Most Christians are dispensational. They don’t know it, but they are. It is often heard in statements like, “not under the law, but under grace.
This morning in the Christian church we attend the pastor made the weekly plea to collect the offering. In his plea he noted that tithing is an Old Testament teaching that is “ratified” in the New Testament. He went on to talk about the “thread” that tied the old and new testaments together. He used the illustration that if we do not tithe we should just take the pages between Malachi and Matthew and “just rip the Old Testament out and throw it away.”
I didn’t find anything unusual about the plea since this is the typical approach by most Christian churches across the United States every week. However, this week we began a new series on giving from a biblical perspective. Apparently, giving comes down to two things: money and talent. An example was made between Michael W. Smith, a famous Christian musical artist, and Madonna, a secular musical artist. To illustrate the difference, the preacher compared and contrasted the two artists pointing out that one of them gave their talents to God while the other did not. I don’t want to read a WHOLE lot into this, however, let me point out. Madonna is using her talents, like all other musical artists, to garner wealth. Musicians love what they do and they love it better when they can make a living doing it. Michael W. Smith, and ALL OTHER Christian musicians are doing the exact same thing. They are using their talents to garner wealth. There is virtually no distinction between their talents. However, there is a distinction between their message. But to illustrate this point, just google how many Christian artists have had a moral failure, or come out of the closet. Let’s not put any stock there!

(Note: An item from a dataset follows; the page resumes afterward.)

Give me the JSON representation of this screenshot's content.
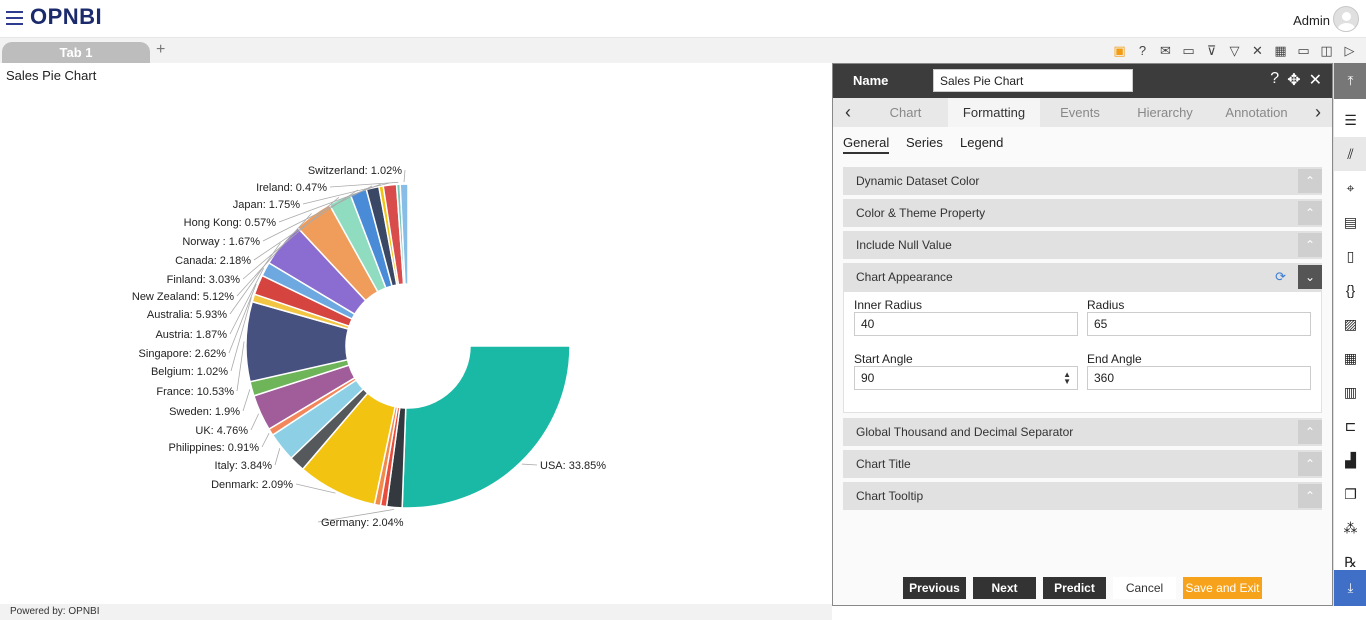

If you are not aware, several great sages have listed the 613 laws of the Torah (Law) in a catalog version. The most commonly viewed version is found in the Mishneh Torah by the great Rabbi Maimonides. It must be noted that many of these commandments (such as all the commandments associated with sacrifices) are not practicable as long as there is no Temple in Jerusalem. But apart from that, the commands, called Mitzvot, are expected to be followed by faithful Jews. Of these 613 laws several of them prescribe the laws of tithing. Tithing was prescribed under the Law first with Abraham and then carried down through Moses and ensuing generations. Dispensationalists, however, do not believe in the Law: “We are under a new Law, the Law of Grace. We have more revelation about God, and are no longer required to keep ceremonial laws given to the Jews. The moral law is always in effect as a guide, but we are no longer condemned by it, since we have a savior that has overcome for us.” Tithing was a part of the ceremonial Law, not the moral Law, and therefore is no longer applicable. But that is not what is taught in churches today.
If we were to turn to the Christian New Testament and search on tithing, there is virtually nothing listed about tithing as a percent or a required obligation for Christians. But if we all stopped giving to the church, it would go bankrupt! So this ruse continues. It is no wonder most Christian really do not know what they believe, since their own worldview is self-refuting.
James the brother of Jesus warns us (James 2) that we can not just keep part of the law–that we are bound to all of it, or bound to none of it. The churches teaching on the law and tithing is contradictory and self-refuting. Next week we will hear a message about some other other moral issue and told we are not under the Law, but under grace. But NOT today!
Which is it?
The only way to rationalize tithing as bound upon modern day Christians in any fashion is to embrace the reality that Gods Law is fully in effect and will remain so until the next world comes. But this becomes problematic for modern Christians that want to deny the power of the Law and it’s presence in the daily lives of the Christian faith. But at the end of the day, this is also the very reason that being a Christian no longer means that a person adheres to any specific set of moral or ethical suppositions. The rejecting of God’s Law displaces any moral or ethical obligation by which I must live, while absolving any recourse on the part of God to intervene on my behalf. What is clear in the Old and New Testaments alike: obedience yields blessing.